As healthcare providers adapt to the third and final phase of the Centers for Medicare and Medicaid (CMS) Final Rule: Medicare and Medicaid Programs: Reform of Requirements for Long-Term Care Facilities, much attention is being placed on implementation and compliance. As part of that Stage 3 rollout process, a heightened awareness also should be placed on staff competency vs. simply enhancing staff training, says Ellen Kuebrich, Senior Director of Business Development at HealthStream.
“What we've seen with competency is that some overcomplicate it, while others under-complicate it,” says Kuebrich, who has more than 12 years of expertise in advising government regulated medical industries, including the medical device, issue transplant, biologic, pharmaceutical, and long-term care industries. “CMS is defining competency as a measurable pattern of knowledge, skills, abilities, behaviors, and other characteristics that an individual needs to perform work roles or occupational functions successfully.”
To untangle all that, she says, pay attention to a couple of key elements:
Measurable benchmarks. Organizations need to have defined characteristics that will measure staff as being competent or not.
Knowledge, skills, abilities, behaviors, and other characteristics. Staff training often goes into test mode and regurgitation-of-knowledge mode, which is useful in some cases, but not in all—especially in skilled nursing. Also test behaviors, critical thinking, the culture, and the way that staff is participating in that culture, all of which will roll into competency.
Long-term care facilities no strangers to training, but less so to competency plans
The concept of employee competency is nothing new in the long-term care arena. So why is the new rule creating a potential for headaches? It could be because often competency and training are seen interchangeably, explains Patrick Campbell, RN, BSN, a master trainer and surveyor, and Senior National Account Services Director with HealthStream.
“Competency is verifying that [staff] actually have training and that they're ready to go,” says Campbell, who spent more than six years as a state surveyor in North Carolina, serving as a team leader and as a frequent member of the state's informal dispute resolution committee. “When we look at phase three, this is going to equate to surveyors marking multiple deficiencies for a single incident where you didn't really have that before.”
As an example, he describes a case where a single staff member uses a mechanical lift that's designed for two staff members to transfer a resident. An incident results in an injury, or the potential for one.

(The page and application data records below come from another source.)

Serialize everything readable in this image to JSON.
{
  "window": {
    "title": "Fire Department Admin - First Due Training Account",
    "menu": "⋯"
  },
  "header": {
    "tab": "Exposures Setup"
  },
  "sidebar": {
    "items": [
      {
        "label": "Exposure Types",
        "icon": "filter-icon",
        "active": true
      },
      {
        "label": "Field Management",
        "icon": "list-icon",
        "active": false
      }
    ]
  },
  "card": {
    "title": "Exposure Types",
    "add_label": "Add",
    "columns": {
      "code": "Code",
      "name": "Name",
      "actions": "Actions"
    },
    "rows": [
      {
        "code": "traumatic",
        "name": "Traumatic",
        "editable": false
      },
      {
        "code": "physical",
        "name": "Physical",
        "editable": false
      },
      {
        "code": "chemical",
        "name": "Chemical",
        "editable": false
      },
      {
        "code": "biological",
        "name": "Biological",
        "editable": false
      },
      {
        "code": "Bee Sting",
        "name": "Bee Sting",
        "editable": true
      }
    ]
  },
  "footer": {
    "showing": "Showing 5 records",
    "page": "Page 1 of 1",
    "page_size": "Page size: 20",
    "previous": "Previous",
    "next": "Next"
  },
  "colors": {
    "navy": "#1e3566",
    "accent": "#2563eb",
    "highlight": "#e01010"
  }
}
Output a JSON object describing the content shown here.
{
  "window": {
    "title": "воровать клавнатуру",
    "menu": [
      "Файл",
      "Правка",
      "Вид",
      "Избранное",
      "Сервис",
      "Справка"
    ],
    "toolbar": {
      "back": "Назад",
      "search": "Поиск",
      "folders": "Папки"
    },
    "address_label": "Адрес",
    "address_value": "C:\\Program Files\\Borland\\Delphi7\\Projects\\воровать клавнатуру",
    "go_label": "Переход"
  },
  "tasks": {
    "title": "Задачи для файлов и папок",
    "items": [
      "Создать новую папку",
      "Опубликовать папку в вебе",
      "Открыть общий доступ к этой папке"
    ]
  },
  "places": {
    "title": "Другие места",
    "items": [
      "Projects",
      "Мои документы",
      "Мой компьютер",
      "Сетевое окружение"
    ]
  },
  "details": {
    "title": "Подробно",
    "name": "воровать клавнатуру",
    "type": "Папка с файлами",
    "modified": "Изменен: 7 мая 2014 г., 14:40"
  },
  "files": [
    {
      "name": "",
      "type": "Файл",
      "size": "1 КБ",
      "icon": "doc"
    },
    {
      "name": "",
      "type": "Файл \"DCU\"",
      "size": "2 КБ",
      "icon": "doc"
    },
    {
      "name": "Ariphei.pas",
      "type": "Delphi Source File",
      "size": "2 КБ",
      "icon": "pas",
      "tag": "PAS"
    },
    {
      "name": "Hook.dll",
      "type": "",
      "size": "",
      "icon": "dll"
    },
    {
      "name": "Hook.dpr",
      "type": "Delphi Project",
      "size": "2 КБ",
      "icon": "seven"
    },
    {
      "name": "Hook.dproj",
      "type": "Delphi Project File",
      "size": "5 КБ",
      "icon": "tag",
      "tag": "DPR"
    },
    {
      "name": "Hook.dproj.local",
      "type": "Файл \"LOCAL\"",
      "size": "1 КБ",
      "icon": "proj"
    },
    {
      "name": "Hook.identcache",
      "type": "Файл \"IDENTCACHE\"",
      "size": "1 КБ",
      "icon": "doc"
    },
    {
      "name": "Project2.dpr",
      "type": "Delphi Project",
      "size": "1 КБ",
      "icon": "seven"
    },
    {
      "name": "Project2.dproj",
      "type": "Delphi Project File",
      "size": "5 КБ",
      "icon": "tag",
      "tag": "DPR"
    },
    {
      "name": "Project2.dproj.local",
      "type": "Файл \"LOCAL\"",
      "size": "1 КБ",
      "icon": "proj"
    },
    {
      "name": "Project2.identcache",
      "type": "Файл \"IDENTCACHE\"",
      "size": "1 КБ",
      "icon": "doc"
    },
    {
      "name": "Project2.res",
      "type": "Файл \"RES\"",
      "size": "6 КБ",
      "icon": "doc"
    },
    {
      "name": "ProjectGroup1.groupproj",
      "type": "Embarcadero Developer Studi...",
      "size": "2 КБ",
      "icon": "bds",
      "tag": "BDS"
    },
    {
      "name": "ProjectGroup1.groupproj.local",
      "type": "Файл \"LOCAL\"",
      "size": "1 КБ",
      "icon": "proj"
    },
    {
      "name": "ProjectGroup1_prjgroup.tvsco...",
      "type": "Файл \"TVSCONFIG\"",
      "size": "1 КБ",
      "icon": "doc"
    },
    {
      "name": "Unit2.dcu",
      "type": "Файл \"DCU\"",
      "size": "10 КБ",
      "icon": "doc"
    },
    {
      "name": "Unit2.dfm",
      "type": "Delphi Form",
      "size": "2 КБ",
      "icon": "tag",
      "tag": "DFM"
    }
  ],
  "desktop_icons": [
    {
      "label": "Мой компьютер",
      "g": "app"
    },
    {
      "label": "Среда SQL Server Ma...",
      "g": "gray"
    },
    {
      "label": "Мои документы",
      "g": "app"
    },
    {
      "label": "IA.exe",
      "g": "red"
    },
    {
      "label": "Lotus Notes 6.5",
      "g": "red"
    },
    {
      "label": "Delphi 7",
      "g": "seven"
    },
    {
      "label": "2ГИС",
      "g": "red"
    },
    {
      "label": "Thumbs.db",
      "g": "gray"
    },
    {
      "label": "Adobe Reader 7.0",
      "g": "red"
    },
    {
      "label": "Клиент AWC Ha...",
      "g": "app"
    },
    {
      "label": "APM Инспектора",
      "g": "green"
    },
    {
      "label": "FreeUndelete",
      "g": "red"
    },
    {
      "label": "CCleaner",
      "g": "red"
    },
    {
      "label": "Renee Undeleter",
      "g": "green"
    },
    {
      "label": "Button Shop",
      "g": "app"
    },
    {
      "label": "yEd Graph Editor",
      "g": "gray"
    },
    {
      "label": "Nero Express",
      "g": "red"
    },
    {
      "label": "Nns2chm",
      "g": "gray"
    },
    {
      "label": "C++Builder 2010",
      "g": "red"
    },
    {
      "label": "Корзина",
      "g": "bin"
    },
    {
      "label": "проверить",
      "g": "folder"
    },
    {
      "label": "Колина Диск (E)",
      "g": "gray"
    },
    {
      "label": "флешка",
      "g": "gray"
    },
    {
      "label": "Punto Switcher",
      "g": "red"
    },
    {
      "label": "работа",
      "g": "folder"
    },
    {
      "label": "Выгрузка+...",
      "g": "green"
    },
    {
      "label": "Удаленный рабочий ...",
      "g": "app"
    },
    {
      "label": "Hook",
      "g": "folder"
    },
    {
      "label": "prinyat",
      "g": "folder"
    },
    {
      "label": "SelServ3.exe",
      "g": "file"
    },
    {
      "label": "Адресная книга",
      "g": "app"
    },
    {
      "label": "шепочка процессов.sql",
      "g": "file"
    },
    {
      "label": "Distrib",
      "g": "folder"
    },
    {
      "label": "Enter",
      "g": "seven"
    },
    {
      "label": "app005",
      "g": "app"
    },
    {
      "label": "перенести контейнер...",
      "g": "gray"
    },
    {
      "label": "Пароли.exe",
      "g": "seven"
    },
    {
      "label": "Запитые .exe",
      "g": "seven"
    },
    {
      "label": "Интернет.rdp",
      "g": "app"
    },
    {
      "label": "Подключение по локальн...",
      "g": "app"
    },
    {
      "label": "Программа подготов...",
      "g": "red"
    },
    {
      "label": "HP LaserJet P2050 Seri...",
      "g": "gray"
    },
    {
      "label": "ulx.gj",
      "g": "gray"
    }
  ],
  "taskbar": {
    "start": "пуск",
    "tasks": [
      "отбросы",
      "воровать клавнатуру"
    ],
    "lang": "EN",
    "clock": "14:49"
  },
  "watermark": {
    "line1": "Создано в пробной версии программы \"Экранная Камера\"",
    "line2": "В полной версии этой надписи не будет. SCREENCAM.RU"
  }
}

“As we investigate, we're going to pull the care plan,” he says. “If they're not following the care plan that says use a two-person lift technique, then you're going to get an F656 for your care plan. If the care plan isn't accurate and didn't say to use two people, then you've got that second deficiency. That is going to lead us into the next section, staff competency. The new F tag is F726. The surveyor is going to talk to the staff and ask where they trained and was there any sort of check-off or return demonstration. They’ll need to see documentation of that. The surveyors are going want the details: not just a signed paper that the staff were in a training, but what were they shown and how did you verify that they were competent? We may have an issue with competency if you can't show that those things were done.”
And from there, further penalties around sufficient staffing and related facility operations can come into play. To avoid the potential of all these, it will be essential for facilities to have established and implemented a QAPI (Quality Assurance and Performance Improvement) plan and facility assessment as outlined in Phase 2, Campbell notes.
“A facility assessment that's going to identify issues like this,” he points out. “Do you have enough staff, enough equipment, and are the staff competent in this case to provide these transfers? If the surveyor finds an issue there and you have not addressed that on the facility assessment, there’s another deficiency. A QAPI program should be identifying issues and providing corrective action as things are found. In this case, you can see that one incident with that one staff member transferring incorrectly could lead to seven different deficiencies.”
To avoid this situation, long-term care facility operators need to ensure that their competency assessments and plans dovetail with training and development processes. This can take some time up-front, but will pay dividends down the road, Campbell says.
The providers and organizations across the continuum of care that will continue to excel are those that treat residents as people worthy of respect, regardless of medical condition or funding source—and regardless of the pressures felt by staff. HealthStream works with the care continuum, to address these challenges, from keeping pace with regulatory requirements like QAPI and other issues related to Conditions of Participation (CoPs) to engaging and developing competent staff who can satisfy the demands of increased patient complexity. Learn about HealthStream’s Workforce Development Solutions for the Continuum of Care.